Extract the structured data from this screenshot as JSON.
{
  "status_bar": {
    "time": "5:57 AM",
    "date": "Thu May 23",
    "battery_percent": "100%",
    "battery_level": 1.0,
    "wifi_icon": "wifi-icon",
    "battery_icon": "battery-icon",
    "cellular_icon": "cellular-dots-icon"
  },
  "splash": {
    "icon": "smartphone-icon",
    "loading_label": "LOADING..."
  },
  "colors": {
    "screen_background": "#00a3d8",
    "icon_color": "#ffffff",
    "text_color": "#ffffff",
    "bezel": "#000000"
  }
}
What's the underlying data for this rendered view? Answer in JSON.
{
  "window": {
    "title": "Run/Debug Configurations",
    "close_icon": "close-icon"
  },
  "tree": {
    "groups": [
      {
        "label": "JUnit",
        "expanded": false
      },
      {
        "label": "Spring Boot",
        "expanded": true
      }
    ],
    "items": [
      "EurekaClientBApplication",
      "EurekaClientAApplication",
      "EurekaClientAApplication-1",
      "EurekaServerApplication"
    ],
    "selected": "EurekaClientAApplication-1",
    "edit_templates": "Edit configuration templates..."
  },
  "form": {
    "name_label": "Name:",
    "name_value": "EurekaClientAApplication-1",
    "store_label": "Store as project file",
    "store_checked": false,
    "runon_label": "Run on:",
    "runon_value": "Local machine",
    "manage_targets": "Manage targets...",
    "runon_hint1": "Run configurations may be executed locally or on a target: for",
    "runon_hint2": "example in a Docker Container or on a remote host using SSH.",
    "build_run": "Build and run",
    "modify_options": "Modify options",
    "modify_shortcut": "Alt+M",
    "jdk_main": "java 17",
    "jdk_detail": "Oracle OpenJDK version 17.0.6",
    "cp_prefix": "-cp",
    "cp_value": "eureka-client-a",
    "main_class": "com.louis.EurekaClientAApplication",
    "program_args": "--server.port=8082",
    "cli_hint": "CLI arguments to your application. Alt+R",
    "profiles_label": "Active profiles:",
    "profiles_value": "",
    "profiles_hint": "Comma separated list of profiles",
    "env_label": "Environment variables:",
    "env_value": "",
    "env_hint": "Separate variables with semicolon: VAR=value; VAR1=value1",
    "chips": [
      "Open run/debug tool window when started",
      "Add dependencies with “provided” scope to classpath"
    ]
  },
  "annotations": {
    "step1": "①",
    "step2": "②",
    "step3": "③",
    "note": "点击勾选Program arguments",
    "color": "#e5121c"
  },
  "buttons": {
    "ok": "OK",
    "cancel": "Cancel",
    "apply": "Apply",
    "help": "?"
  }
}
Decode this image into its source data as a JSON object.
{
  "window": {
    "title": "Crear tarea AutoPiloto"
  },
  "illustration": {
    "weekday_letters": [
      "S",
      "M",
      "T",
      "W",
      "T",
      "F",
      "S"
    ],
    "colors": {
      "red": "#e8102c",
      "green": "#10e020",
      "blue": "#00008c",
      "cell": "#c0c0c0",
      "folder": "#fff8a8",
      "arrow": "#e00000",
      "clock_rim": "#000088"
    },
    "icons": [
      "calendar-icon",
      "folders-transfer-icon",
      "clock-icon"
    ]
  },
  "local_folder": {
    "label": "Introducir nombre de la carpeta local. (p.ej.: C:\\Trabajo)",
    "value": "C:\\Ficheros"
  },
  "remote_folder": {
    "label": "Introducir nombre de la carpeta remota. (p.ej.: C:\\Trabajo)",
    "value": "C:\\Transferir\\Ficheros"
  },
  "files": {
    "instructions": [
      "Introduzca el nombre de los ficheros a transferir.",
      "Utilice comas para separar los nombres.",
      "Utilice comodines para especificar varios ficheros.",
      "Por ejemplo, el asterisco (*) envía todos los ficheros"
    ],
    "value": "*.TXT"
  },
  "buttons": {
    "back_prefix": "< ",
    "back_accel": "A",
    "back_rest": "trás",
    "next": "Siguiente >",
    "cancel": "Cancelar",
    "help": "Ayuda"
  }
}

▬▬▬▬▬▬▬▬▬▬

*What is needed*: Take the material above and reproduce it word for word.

*Task solution*:
Extract the structured data from this screenshot as JSON.
{
  "status_bar": {
    "time": "5:57 AM",
    "date": "Thu May 23",
    "battery_percent": "100%",
    "battery_level": 1.0,
    "wifi_icon": "wifi-icon",
    "battery_icon": "battery-icon",
    "cellular_icon": "cellular-dots-icon"
  },
  "splash": {
    "icon": "smartphone-icon",
    "loading_label": "LOADING..."
  },
  "colors": {
    "screen_background": "#00a3d8",
    "icon_color": "#ffffff",
    "text_color": "#ffffff",
    "bezel": "#000000"
  }
}
What's the underlying data for this rendered view? Answer in JSON.
{
  "window": {
    "title": "Run/Debug Configurations",
    "close_icon": "close-icon"
  },
  "tree": {
    "groups": [
      {
        "label": "JUnit",
        "expanded": false
      },
      {
        "label": "Spring Boot",
        "expanded": true
      }
    ],
    "items": [
      "EurekaClientBApplication",
      "EurekaClientAApplication",
      "EurekaClientAApplication-1",
      "EurekaServerApplication"
    ],
    "selected": "EurekaClientAApplication-1",
    "edit_templates": "Edit configuration templates..."
  },
  "form": {
    "name_label": "Name:",
    "name_value": "EurekaClientAApplication-1",
    "store_label": "Store as project file",
    "store_checked": false,
    "runon_label": "Run on:",
    "runon_value": "Local machine",
    "manage_targets": "Manage targets...",
    "runon_hint1": "Run configurations may be executed locally or on a target: for",
    "runon_hint2": "example in a Docker Container or on a remote host using SSH.",
    "build_run": "Build and run",
    "modify_options": "Modify options",
    "modify_shortcut": "Alt+M",
    "jdk_main": "java 17",
    "jdk_detail": "Oracle OpenJDK version 17.0.6",
    "cp_prefix": "-cp",
    "cp_value": "eureka-client-a",
    "main_class": "com.louis.EurekaClientAApplication",
    "program_args": "--server.port=8082",
    "cli_hint": "CLI arguments to your application. Alt+R",
    "profiles_label": "Active profiles:",
    "profiles_value": "",
    "profiles_hint": "Comma separated list of profiles",
    "env_label": "Environment variables:",
    "env_value": "",
    "env_hint": "Separate variables with semicolon: VAR=value; VAR1=value1",
    "chips": [
      "Open run/debug tool window when started",
      "Add dependencies with “provided” scope to classpath"
    ]
  },
  "annotations": {
    "step1": "①",
    "step2": "②",
    "step3": "③",
    "note": "点击勾选Program arguments",
    "color": "#e5121c"
  },
  "buttons": {
    "ok": "OK",
    "cancel": "Cancel",
    "apply": "Apply",
    "help": "?"
  }
}
Decode this image into its source data as a JSON object.
{
  "window": {
    "title": "Crear tarea AutoPiloto"
  },
  "illustration": {
    "weekday_letters": [
      "S",
      "M",
      "T",
      "W",
      "T",
      "F",
      "S"
    ],
    "colors": {
      "red": "#e8102c",
      "green": "#10e020",
      "blue": "#00008c",
      "cell": "#c0c0c0",
      "folder": "#fff8a8",
      "arrow": "#e00000",
      "clock_rim": "#000088"
    },
    "icons": [
      "calendar-icon",
      "folders-transfer-icon",
      "clock-icon"
    ]
  },
  "local_folder": {
    "label": "Introducir nombre de la carpeta local. (p.ej.: C:\\Trabajo)",
    "value": "C:\\Ficheros"
  },
  "remote_folder": {
    "label": "Introducir nombre de la carpeta remota. (p.ej.: C:\\Trabajo)",
    "value": "C:\\Transferir\\Ficheros"
  },
  "files": {
    "instructions": [
      "Introduzca el nombre de los ficheros a transferir.",
      "Utilice comas para separar los nombres.",
      "Utilice comodines para especificar varios ficheros.",
      "Por ejemplo, el asterisco (*) envía todos los ficheros"
    ],
    "value": "*.TXT"
  },
  "buttons": {
    "back_prefix": "< ",
    "back_accel": "A",
    "back_rest": "trás",
    "next": "Siguiente >",
    "cancel": "Cancelar",
    "help": "Ayuda"
  }
}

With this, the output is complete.